4IR offers significant opportunities for Africa’s manufacturing sector
Some may argue that Africa has missed out on the opportunity for large scale industrialisation due to its unpredictable economies, while some point out that many technologies characterised by the fourth industrial revolution (4IR) equips African countries with the ability to leapfrog hurdles.
According to Industrial Development Think Tank, the need to develop digital skills in the manufacturing knowledge-base for South Africa is crucial, and the global economy is undergoing a period of structural and technological transformation with the arrival of the 4IR or Industry 4.0.
The term Industry 4.0 encompasses a promise of a new industrial revolution – one that marries advanced manufacturing techniques with the Internet of Things (IoT) to create manufacturing systems that are not only interconnected but communicate, analyse, and use the information to drive further intelligent action back in the physical world.
Companies, from all sectors across the world, are quickly learning to embrace business in the digital age, and the rate of technology adoption is increasing at a rapid pace.
There’s no doubt that the 4IR offers amazing opportunities in sectors such as education, technology and manufacturing – to name a few.
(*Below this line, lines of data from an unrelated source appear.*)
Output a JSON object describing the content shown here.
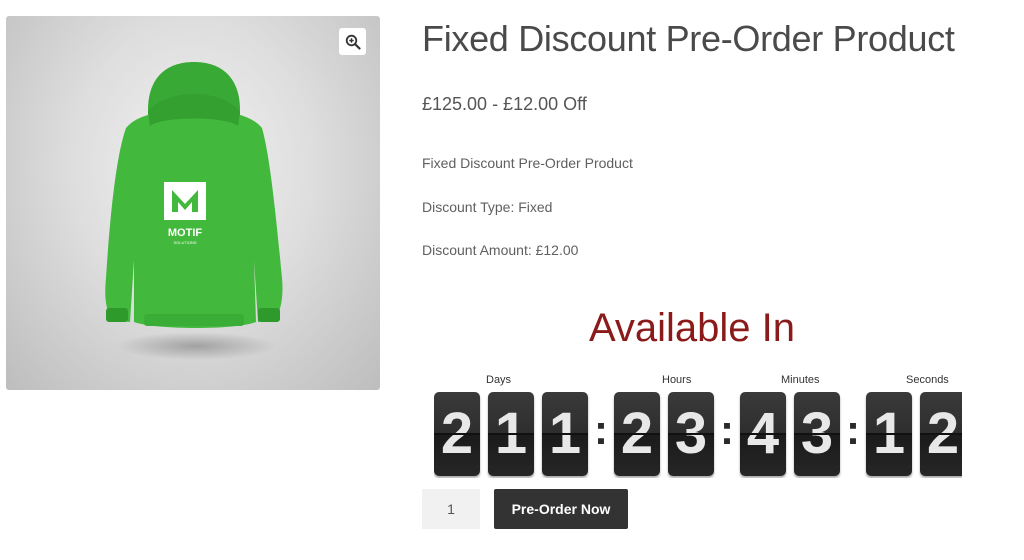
{
  "gallery": {
    "zoom_icon": "magnify-plus-icon",
    "logo_letter": "M",
    "logo_text": "MOTIF",
    "logo_subtext": "SOLUTIONS",
    "garment_color": "#3fb53a"
  },
  "product": {
    "title": "Fixed Discount Pre-Order Product",
    "price": "£125.00 - £12.00 Off",
    "description": [
      "Fixed Discount Pre-Order Product",
      "Discount Type: Fixed",
      "Discount Amount: £12.00"
    ]
  },
  "countdown": {
    "heading": "Available In",
    "heading_color": "#8b1a1a",
    "labels": {
      "days": "Days",
      "hours": "Hours",
      "minutes": "Minutes",
      "seconds": "Seconds"
    },
    "days": [
      "2",
      "1",
      "1"
    ],
    "hours": [
      "2",
      "3"
    ],
    "minutes": [
      "4",
      "3"
    ],
    "seconds": [
      "1",
      "2"
    ],
    "separator": ":"
  },
  "cart": {
    "quantity": "1",
    "button_label": "Pre-Order Now"
  }
}
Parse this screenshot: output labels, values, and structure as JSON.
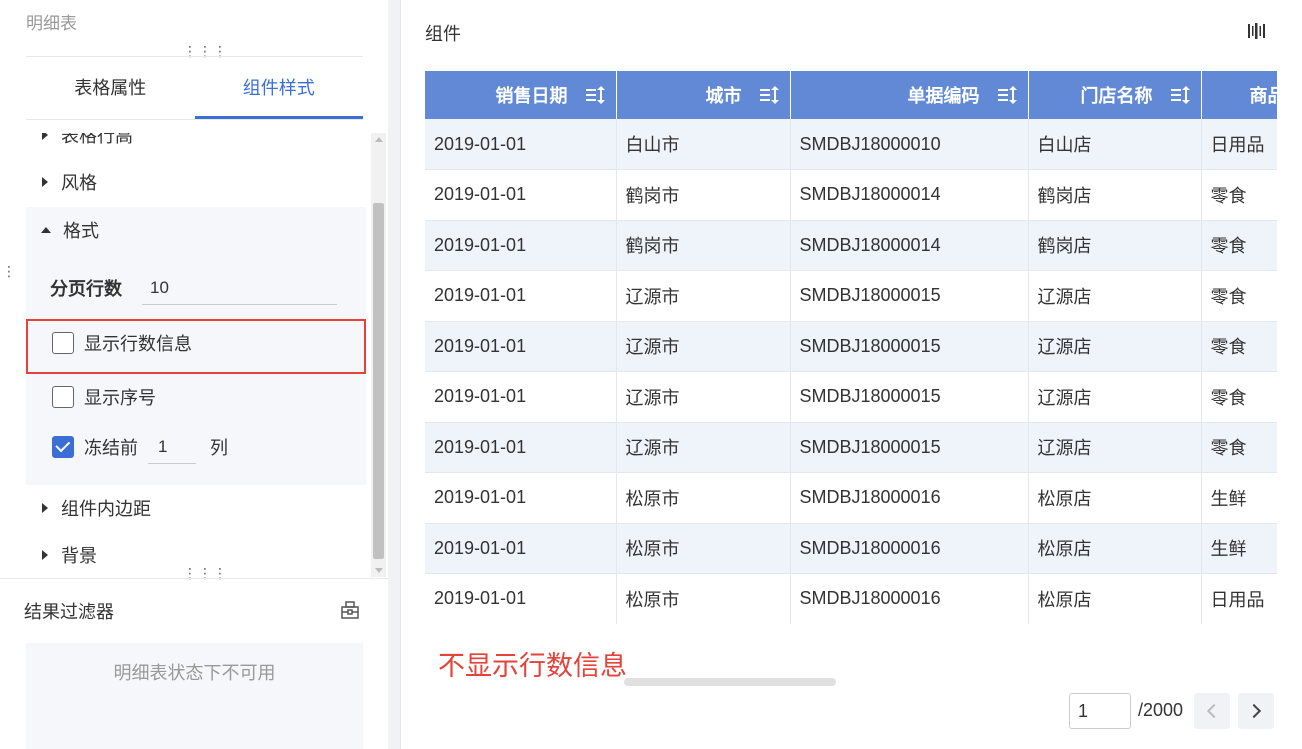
{
  "left": {
    "panel_title": "明细表",
    "tabs": [
      {
        "label": "表格属性",
        "active": false
      },
      {
        "label": "组件样式",
        "active": true
      }
    ],
    "sections": {
      "table_row_height": "表格行高",
      "style": "风格",
      "format": "格式",
      "padding": "组件内边距",
      "background": "背景"
    },
    "format": {
      "page_rows_label": "分页行数",
      "page_rows_value": "10",
      "show_row_count_label": "显示行数信息",
      "show_row_count_checked": false,
      "show_index_label": "显示序号",
      "show_index_checked": false,
      "freeze_prefix": "冻结前",
      "freeze_value": "1",
      "freeze_suffix": "列",
      "freeze_checked": true
    },
    "filter": {
      "title": "结果过滤器",
      "unavailable": "明细表状态下不可用"
    }
  },
  "right": {
    "title": "组件",
    "columns": [
      "销售日期",
      "城市",
      "单据编码",
      "门店名称",
      "商品"
    ],
    "rows": [
      [
        "2019-01-01",
        "白山市",
        "SMDBJ18000010",
        "白山店",
        "日用品"
      ],
      [
        "2019-01-01",
        "鹤岗市",
        "SMDBJ18000014",
        "鹤岗店",
        "零食"
      ],
      [
        "2019-01-01",
        "鹤岗市",
        "SMDBJ18000014",
        "鹤岗店",
        "零食"
      ],
      [
        "2019-01-01",
        "辽源市",
        "SMDBJ18000015",
        "辽源店",
        "零食"
      ],
      [
        "2019-01-01",
        "辽源市",
        "SMDBJ18000015",
        "辽源店",
        "零食"
      ],
      [
        "2019-01-01",
        "辽源市",
        "SMDBJ18000015",
        "辽源店",
        "零食"
      ],
      [
        "2019-01-01",
        "辽源市",
        "SMDBJ18000015",
        "辽源店",
        "零食"
      ],
      [
        "2019-01-01",
        "松原市",
        "SMDBJ18000016",
        "松原店",
        "生鲜"
      ],
      [
        "2019-01-01",
        "松原市",
        "SMDBJ18000016",
        "松原店",
        "生鲜"
      ],
      [
        "2019-01-01",
        "松原市",
        "SMDBJ18000016",
        "松原店",
        "日用品"
      ]
    ],
    "annotation": "不显示行数信息",
    "pager": {
      "current": "1",
      "total": "/2000"
    }
  },
  "colors": {
    "accent": "#3b6fd6",
    "header_bg": "#6289d5",
    "highlight": "#e4423a"
  }
}
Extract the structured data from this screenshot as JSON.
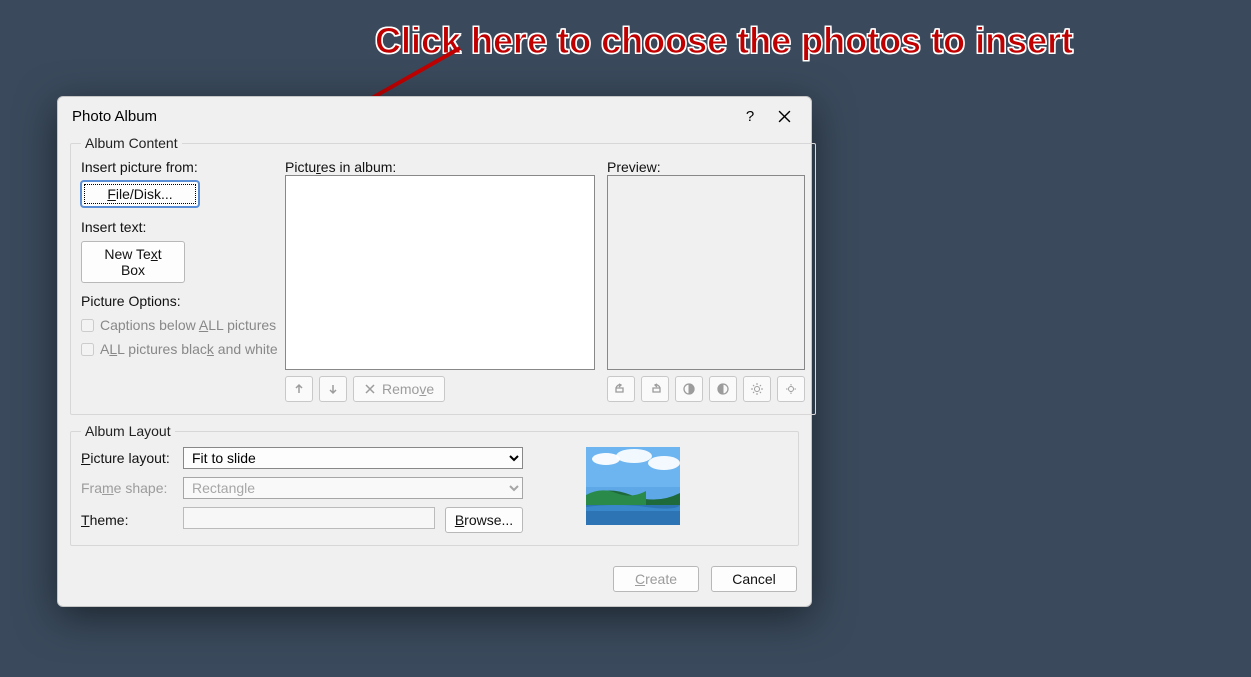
{
  "annotation": {
    "text": "Click here to choose the photos to insert"
  },
  "dialog": {
    "title": "Photo Album",
    "albumContent": {
      "legend": "Album Content",
      "insertPictureFromLabel": "Insert picture from:",
      "fileDisk": "File/Disk...",
      "insertTextLabel": "Insert text:",
      "newTextBox": "New Text Box",
      "pictureOptionsLabel": "Picture Options:",
      "captionsBelowAll": "Captions below ALL pictures",
      "allBlackWhite": "ALL pictures black and white",
      "picturesInAlbumLabel": "Pictures in album:",
      "previewLabel": "Preview:",
      "removeLabel": "Remove"
    },
    "albumLayout": {
      "legend": "Album Layout",
      "pictureLayoutLabel": "Picture layout:",
      "pictureLayoutValue": "Fit to slide",
      "frameShapeLabel": "Frame shape:",
      "frameShapeValue": "Rectangle",
      "themeLabel": "Theme:",
      "themeValue": "",
      "browseLabel": "Browse..."
    },
    "footer": {
      "create": "Create",
      "cancel": "Cancel"
    }
  }
}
Sustainable and profitable companies of the future will be those that have embraced 4IR.
One analysis predicts that Kenya has less than 15 years to develop its furniture manufacturing capacity, before the cost of production in the US will be lower using robotic production.
According to national sales manager at PFERD South Africa, Dennis Phillips, in order to harness the opportunities presented by the 4IR, Africa requires that the right infrastructure is in place.
“A 4IR future requires certain infrastructure to be in place including a reliable energy supply, faster and better internet connectivity and 5G mobile technology. The latter, for example, will enable the IoT to provide for more productivity and efficiency.”
Accelerated digitisation, artificial intelligence, cloud computing, robotics and 3D printing are all key features of the 4IR – and all of them have implications for education and employment.
“The challenge for Africa is that education – particularly in the area of higher education – has tended to lag in STEM subjects (science, technology, engineering and mathematics),” says Phillips.
“These subjects are all critically important in terms of utilising 4IR to its full potential. At a basic education level learners need to be learning how to code and programme from an early age. Tertiary education needs to be focused on ensuring a better match between what they teach and the skills businesses need.”
“In the past year technology has been successfully utilised in the fight to contain the pandemic. Examples of this include a WhatsApp-based interactive artificial intelligence chatbot providing Covid-related advice which was launched in South Africa and the use of drones to deliver protective gear to medical personnel in Rwanda and Ghana.”
“The biggest opportunities as far as 4IR technologies are concerned is in the manufacturing sector. The most significant benefits of 4IR are around automation, including automating routine and repetitive tasks to allow for better productivity and efficiencies. The manufacturing sector is ideally placed to benefit from these advances.”